__TASK PROMPT__
Where a line below carries the word "DICE", include it in the count, then give the count alone.

__RECORDS PROVIDED__

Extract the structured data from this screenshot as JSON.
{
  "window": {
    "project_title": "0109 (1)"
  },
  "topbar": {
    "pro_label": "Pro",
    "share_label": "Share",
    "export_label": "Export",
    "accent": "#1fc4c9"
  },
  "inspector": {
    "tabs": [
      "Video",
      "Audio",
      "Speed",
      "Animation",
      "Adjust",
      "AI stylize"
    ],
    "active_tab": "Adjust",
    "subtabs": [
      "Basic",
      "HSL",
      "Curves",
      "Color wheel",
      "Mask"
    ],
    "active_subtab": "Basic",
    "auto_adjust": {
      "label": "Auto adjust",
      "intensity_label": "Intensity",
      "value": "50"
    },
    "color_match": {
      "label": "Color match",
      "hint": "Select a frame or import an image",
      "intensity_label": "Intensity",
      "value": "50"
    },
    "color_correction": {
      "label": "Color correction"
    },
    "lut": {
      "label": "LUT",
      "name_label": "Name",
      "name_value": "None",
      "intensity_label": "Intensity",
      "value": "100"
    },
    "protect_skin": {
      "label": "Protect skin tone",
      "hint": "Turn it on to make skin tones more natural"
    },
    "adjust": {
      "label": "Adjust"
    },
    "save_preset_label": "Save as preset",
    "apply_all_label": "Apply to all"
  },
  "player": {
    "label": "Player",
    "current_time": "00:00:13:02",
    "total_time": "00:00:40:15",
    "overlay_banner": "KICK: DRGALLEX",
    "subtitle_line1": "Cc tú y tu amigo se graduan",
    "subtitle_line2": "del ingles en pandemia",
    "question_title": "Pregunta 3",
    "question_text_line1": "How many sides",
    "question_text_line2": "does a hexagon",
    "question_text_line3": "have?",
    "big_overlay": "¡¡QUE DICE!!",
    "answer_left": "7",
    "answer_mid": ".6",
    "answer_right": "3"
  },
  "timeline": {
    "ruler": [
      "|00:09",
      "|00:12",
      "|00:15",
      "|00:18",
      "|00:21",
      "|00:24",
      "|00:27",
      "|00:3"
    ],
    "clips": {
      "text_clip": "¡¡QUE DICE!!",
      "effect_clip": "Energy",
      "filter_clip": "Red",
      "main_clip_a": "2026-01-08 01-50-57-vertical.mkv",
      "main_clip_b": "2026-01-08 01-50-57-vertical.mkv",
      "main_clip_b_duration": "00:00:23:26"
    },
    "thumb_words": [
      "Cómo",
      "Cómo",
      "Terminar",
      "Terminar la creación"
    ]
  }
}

__SOLVED PROBLEM__
2